(Website and app data records)
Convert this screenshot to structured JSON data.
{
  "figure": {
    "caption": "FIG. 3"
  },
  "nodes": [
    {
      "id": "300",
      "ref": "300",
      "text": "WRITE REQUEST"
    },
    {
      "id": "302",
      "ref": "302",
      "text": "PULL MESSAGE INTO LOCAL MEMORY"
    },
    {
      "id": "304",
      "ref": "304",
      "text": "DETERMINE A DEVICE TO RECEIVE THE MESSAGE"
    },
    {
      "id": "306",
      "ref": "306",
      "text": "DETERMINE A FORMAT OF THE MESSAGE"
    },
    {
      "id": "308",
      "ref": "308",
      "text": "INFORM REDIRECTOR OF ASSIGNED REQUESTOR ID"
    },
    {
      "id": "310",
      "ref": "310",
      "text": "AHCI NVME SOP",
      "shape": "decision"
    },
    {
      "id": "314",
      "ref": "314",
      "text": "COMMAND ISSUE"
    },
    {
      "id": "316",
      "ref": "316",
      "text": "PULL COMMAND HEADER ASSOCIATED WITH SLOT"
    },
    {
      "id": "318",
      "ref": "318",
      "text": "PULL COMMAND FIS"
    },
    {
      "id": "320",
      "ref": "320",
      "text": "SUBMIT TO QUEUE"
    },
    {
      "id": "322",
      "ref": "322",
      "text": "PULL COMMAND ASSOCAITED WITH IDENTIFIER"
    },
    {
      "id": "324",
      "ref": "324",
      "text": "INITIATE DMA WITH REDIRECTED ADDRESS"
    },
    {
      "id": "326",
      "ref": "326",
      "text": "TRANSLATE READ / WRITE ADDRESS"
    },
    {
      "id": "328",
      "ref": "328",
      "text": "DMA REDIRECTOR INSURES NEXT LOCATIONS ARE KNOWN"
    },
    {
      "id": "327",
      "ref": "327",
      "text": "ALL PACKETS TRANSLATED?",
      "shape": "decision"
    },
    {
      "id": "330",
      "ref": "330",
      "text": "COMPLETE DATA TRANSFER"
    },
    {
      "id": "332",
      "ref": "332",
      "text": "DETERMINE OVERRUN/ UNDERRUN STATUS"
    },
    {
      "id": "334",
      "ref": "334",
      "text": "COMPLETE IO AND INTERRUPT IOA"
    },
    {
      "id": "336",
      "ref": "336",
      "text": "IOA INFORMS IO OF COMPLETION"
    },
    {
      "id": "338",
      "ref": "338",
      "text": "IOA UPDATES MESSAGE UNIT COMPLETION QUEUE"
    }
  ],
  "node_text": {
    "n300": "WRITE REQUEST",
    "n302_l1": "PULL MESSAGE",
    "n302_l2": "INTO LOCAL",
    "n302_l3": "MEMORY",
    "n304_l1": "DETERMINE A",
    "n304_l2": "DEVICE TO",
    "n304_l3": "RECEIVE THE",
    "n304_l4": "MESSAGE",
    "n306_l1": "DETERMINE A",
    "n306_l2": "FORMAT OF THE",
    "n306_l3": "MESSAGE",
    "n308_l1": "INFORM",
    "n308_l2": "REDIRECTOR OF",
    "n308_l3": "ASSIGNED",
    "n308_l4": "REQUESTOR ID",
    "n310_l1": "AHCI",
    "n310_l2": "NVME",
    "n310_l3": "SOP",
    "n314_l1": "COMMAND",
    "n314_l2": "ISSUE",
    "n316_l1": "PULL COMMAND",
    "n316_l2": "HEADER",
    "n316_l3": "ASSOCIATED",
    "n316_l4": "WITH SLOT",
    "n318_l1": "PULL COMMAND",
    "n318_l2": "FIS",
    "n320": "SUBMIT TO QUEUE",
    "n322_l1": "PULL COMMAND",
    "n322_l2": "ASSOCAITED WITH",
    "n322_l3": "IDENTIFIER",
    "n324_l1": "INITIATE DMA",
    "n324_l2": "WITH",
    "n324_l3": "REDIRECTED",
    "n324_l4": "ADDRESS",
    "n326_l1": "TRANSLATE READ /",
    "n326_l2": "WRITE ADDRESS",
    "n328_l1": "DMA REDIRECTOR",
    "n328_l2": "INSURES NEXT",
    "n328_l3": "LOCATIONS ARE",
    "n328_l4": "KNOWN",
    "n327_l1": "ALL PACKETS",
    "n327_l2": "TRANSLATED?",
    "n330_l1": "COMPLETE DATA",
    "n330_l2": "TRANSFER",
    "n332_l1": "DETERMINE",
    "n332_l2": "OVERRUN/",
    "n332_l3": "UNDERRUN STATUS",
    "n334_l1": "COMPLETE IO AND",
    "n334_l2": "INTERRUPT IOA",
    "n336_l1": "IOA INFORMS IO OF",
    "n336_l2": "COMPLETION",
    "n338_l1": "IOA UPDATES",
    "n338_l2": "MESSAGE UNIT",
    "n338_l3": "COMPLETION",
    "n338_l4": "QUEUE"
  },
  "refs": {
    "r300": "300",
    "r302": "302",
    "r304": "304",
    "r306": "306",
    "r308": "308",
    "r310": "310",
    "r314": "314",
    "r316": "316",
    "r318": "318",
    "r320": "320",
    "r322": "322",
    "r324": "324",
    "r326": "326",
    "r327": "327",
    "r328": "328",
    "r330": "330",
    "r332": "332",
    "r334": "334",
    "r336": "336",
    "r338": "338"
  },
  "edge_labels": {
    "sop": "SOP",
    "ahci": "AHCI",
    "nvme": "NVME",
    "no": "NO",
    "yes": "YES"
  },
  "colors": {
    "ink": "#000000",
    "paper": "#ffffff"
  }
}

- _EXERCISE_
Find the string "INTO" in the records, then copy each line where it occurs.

- _ANSWER TO THE EXERCISE_
      "text": "PULL MESSAGE INTO LOCAL MEMORY"
    "n302_l2": "INTO LOCAL",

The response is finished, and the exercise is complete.